1706 plates and films taken with this first Schmidt-telescope are completely digitized and are available.
About 1000 films and plates were taken between 1954 and 1960, partly in Asiago/Italy where it was used since October 1955.
Finally, in 1954 the Großer Schmidtspiegel was ready, though it had been requested as early as 1937 by Walter Baade. Its dimensions are 80 cm aperture and a mirror size of 120 cm diameter. It turned out to be too late for setting up such a telescope at the observatory because of the light pollution from the encroaching city. Additionally, the weather conditions were deemed too limiting for the excellent optics and a new site was looked for. In 1975 the telescope shut down and was moved to the Calar Alto/Spain where it could prove its optical quality. Since then it was called Hamburger Schmidtspiegel. Nevertheless, 5769 plates had been taken at Bergedorf. The plate size is 24cm x 24cm and the resolution of the scans yields 0.91 arcsec/pixel.

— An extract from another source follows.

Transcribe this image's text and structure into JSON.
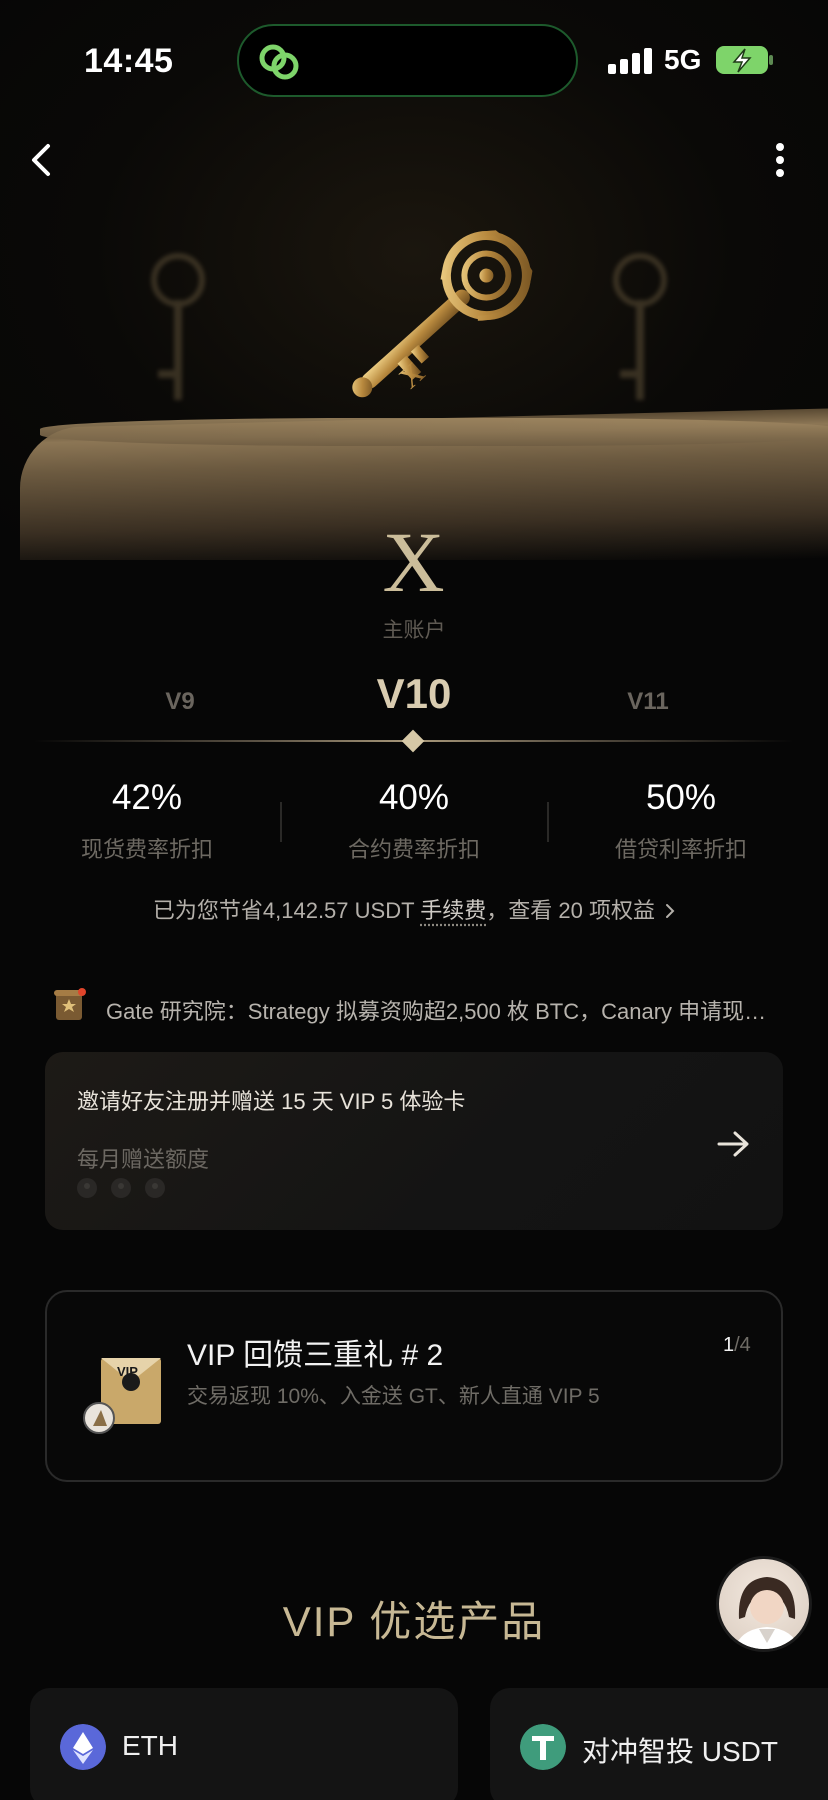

As Hamburger Schmidtspiegel it was used in the first survey that was designed to be digitized, namely the Hamburg Quasar Survey. The extragalactic survey started in 1984 and 1922 plates were exposed for this project until 1998. A total of 3300 plates were taken at Calar Alto Observatory.
Altogether about 9000 plates are already digitized and freely available.
The Dual-Reflector Telescope was finished by Bernhard Schmidt in 1934 and was used until 1957. It was a combination of Schmidt-telescope and parabolic mirror telescope on one mount, both with same aperture (0.60 m) and focal length (3 m). Obviously it was designed to compare both types of telescopes, though, the Schmidt-telescope was only used randomly probably due to fogging problems of the correction plate and the wind sensitivity due to the double length of the telescope. More than 2000 plates were taken with both telescopes from which 1366 DRP-plates exposed with the parabolic mirror telescope and 265 DRK plates exposed with the Schmidt-telescope still exist. Since 1960 the 60 cm parabolic mirror is used in the remaining Lippert-Astrograph telescope where it replaced the Carte-du-ciel telescope.
There was a copy of the first Schmidt-camera which was called Small Schmidt-mirror II (or Salvador-Schmidt because it was intended to be used in San Salvador/El Salvador). It was built with the second correction plate which Bernhard Schmidt had produced. The first one was used in his original Schmidt-Camera. First tests were done in 1952 by Stock (plates KSP0001-33). While the telescope was used at Hamburg Observatory from 1954 until 1960 518 exposures were taken on circular films or glass plates. From 1962 until 1968 this telescope was moved to Boyden Observatory in South Africa (the plate-images are named KSB standing for 'Kleiner Schmidt-Spiegel Boyden' instead of 'HS' on the plate envelopes). More than 2300 films were exposed at Boyden Observatory, from which 257 were returned to Hamburger Sternwarte. In 1970 the telescope came back to Hamburg again and about 325 films still exist which were exposed between 1970 and 1976.